About this exercise
Repeat the records. Leave nothing out.
[[ Records to use, beginning ]]
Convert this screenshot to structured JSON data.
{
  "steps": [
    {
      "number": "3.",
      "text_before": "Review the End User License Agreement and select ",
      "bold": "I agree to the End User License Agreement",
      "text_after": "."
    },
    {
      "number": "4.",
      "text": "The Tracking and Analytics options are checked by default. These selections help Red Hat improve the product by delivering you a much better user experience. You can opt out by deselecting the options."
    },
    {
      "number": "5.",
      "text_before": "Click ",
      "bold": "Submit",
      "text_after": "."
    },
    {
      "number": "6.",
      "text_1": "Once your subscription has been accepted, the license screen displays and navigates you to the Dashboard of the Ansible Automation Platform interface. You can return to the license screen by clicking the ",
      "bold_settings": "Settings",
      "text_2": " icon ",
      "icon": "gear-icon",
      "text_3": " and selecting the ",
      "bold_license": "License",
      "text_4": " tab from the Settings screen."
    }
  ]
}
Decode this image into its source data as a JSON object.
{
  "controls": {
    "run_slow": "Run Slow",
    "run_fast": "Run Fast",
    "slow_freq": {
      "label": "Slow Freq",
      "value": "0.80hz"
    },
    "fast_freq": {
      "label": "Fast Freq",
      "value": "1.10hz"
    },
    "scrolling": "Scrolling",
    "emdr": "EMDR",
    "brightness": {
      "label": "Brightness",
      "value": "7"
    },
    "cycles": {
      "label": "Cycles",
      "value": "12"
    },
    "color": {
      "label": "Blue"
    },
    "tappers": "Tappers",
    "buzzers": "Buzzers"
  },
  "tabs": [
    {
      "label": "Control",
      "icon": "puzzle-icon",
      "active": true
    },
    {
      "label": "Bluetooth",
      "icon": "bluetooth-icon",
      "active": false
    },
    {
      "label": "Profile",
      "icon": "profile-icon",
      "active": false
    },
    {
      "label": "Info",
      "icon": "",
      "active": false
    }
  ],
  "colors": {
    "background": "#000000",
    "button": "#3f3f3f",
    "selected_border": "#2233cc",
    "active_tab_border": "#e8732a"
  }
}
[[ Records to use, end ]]
Solved problem
Convert this screenshot to structured JSON data.
{
  "steps": [
    {
      "number": "3.",
      "text_before": "Review the End User License Agreement and select ",
      "bold": "I agree to the End User License Agreement",
      "text_after": "."
    },
    {
      "number": "4.",
      "text": "The Tracking and Analytics options are checked by default. These selections help Red Hat improve the product by delivering you a much better user experience. You can opt out by deselecting the options."
    },
    {
      "number": "5.",
      "text_before": "Click ",
      "bold": "Submit",
      "text_after": "."
    },
    {
      "number": "6.",
      "text_1": "Once your subscription has been accepted, the license screen displays and navigates you to the Dashboard of the Ansible Automation Platform interface. You can return to the license screen by clicking the ",
      "bold_settings": "Settings",
      "text_2": " icon ",
      "icon": "gear-icon",
      "text_3": " and selecting the ",
      "bold_license": "License",
      "text_4": " tab from the Settings screen."
    }
  ]
}
Decode this image into its source data as a JSON object.
{
  "controls": {
    "run_slow": "Run Slow",
    "run_fast": "Run Fast",
    "slow_freq": {
      "label": "Slow Freq",
      "value": "0.80hz"
    },
    "fast_freq": {
      "label": "Fast Freq",
      "value": "1.10hz"
    },
    "scrolling": "Scrolling",
    "emdr": "EMDR",
    "brightness": {
      "label": "Brightness",
      "value": "7"
    },
    "cycles": {
      "label": "Cycles",
      "value": "12"
    },
    "color": {
      "label": "Blue"
    },
    "tappers": "Tappers",
    "buzzers": "Buzzers"
  },
  "tabs": [
    {
      "label": "Control",
      "icon": "puzzle-icon",
      "active": true
    },
    {
      "label": "Bluetooth",
      "icon": "bluetooth-icon",
      "active": false
    },
    {
      "label": "Profile",
      "icon": "profile-icon",
      "active": false
    },
    {
      "label": "Info",
      "icon": "",
      "active": false
    }
  ],
  "colors": {
    "background": "#000000",
    "button": "#3f3f3f",
    "selected_border": "#2233cc",
    "active_tab_border": "#e8732a"
  }
}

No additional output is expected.